That’s not the only sign of spoilage. Spoilage is the key to the U.S. Food and Drug Association’s definition of using a date on a product label. “If the date passes during home storage, a product could still be safe and wholesome if handled properly until the time spoilage is evident.” 

Another sense to use is your eyes. An obvious sign of food going bad is the presence of mold. On cheese and bread, it can be cut away and the rest of the food is good. But it’s a clue that this is the last time you can use it. On meat and vegetables, it’s straight into the trash, nothing else will do. We bachelors are particularly familiar with the fuzzy green thing lurking at the back of the refrigerator. 

What? Do you Need More? Okay.

These general food safety guidelines for storing food come from the USDA Food Safety and Inspection Service. 

For Refrigerated Foods:

  • Ground Meat and Stew Meat: 1-2 days
  • Fresh Meat (Beef, Veal, Lamb, and Pork): 3-5 days
  • Fresh Poultry: 1-2 days
  • Lunch Meat: 2 weeks unopened, 3-5 days open
  • Fresh Fish and Shellfish: 1-2 days
  • Eggs, fresh in the shell: 3-5 weeks
  • Mayonnaise: 2 months
  • Milk: 1-2 weeks

Non-refrigerated Foods:

  • Rice and dried pasta: 2 years
  • High-acid canned foods (such as tomatoes, grapefruit, pineapple): 12-18 months unopened
  • Low-acid canned foods (such as meat, poultry, fish, and vegetables): 2-5 years, unopened
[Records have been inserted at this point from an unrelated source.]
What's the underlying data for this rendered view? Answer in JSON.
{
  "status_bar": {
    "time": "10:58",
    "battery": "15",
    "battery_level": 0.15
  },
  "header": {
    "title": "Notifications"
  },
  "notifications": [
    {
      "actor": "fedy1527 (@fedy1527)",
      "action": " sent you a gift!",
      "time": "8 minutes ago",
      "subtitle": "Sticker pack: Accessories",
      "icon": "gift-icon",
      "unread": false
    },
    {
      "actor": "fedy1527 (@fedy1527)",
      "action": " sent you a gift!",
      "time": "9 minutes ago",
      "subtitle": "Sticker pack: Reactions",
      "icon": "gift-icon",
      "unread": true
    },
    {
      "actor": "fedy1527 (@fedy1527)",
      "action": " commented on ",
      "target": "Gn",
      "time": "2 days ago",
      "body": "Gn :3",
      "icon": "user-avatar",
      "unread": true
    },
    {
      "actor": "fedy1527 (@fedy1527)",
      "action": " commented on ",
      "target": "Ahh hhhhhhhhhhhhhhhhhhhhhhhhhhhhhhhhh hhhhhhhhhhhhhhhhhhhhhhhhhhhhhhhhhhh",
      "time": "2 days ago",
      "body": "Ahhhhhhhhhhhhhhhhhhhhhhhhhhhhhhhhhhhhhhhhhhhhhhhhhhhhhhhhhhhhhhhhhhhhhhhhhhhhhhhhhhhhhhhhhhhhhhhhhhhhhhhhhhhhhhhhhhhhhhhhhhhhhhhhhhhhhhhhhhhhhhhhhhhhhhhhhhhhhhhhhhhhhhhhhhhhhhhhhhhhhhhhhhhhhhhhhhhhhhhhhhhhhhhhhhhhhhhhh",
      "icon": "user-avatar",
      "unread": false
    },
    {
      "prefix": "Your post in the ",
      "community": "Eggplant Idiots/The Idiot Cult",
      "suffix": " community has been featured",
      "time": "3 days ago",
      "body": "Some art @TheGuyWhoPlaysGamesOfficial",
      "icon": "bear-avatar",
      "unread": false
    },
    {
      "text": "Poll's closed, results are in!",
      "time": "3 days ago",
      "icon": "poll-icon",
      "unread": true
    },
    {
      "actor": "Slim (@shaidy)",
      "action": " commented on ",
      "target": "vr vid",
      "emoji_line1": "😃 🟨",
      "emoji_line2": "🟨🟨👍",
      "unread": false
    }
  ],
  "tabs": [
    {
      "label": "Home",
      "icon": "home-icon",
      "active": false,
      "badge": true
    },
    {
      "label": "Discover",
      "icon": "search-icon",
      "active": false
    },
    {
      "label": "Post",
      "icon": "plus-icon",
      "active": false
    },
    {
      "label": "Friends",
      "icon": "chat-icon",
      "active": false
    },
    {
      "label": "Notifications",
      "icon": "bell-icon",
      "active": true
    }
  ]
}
The key to all of these rules is SAFE storage. Keeping things at the right temperature, well wrapped (if appropriate) and exposed to as little air as possible. You can stretch that food a bit further by freezing leftovers. Also, remember to use proper thawing and reheating techniques. Seasonal fresh foods, like fruits and vegetables, can be home-canned to enjoy through the cold Winter months. 

Even with all these methods of getting the most out of your food, nothing last forever. Even frozen foods have a limited amount of time they can stay in the home freezer without deteriorating. 

If you can’t freeze it before it goes bad, make sure your refrigerator is operating at the correct temperature. Remember the Food Danger Zone, temperatures between 40 and 100 degrees Fahrenheit. Food needs to be below or above that zone, and that means cooked or refrigerated. 

With all these rules, you would think our food supply should be pretty clean. And it is, compared to most other countries. But you can get hit by a foodborne illness at any time because contamination was not detected in time. Fortunately, in most cases, food poisoning is annoying and will pass through the body in a couple of days. But, if you follow good food safety rules, at least you won’t make yourself or your guests sick.